Exercise goal: Go through the data below and return each line containing the word "notice".

Records provided:
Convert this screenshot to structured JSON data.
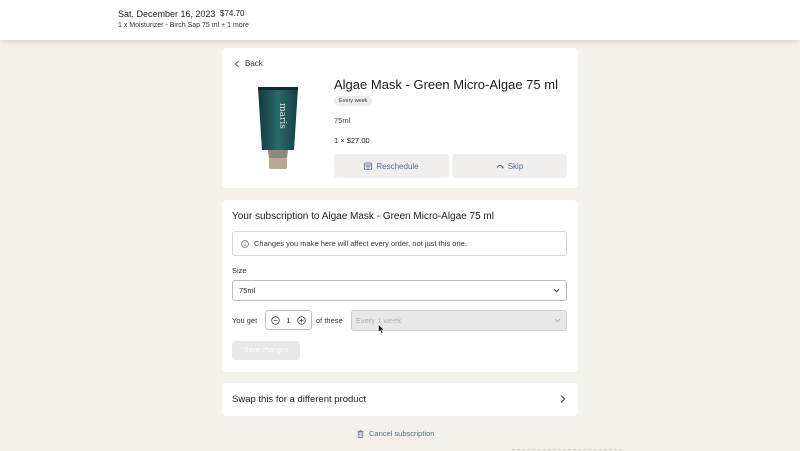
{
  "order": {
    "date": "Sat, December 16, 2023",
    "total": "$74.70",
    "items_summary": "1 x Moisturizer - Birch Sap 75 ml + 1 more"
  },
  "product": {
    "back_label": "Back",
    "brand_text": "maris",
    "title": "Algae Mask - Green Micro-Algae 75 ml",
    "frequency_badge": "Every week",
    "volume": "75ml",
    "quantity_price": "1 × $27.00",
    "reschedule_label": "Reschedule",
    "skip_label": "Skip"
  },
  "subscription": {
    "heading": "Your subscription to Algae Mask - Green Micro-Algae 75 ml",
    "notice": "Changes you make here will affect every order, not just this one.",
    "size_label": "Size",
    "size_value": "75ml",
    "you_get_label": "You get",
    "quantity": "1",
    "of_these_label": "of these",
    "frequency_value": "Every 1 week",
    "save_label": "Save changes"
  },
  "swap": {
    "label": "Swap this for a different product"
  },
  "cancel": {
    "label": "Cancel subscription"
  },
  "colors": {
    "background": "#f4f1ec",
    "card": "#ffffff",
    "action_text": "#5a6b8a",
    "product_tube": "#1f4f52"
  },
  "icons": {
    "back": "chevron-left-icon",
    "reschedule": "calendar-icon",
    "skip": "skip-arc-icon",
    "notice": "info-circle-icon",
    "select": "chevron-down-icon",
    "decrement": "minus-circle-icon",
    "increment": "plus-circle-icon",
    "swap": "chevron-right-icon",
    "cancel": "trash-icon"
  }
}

Output for this task:
    "notice": "Changes you make here will affect every order, not just this one.",
    "notice": "info-circle-icon",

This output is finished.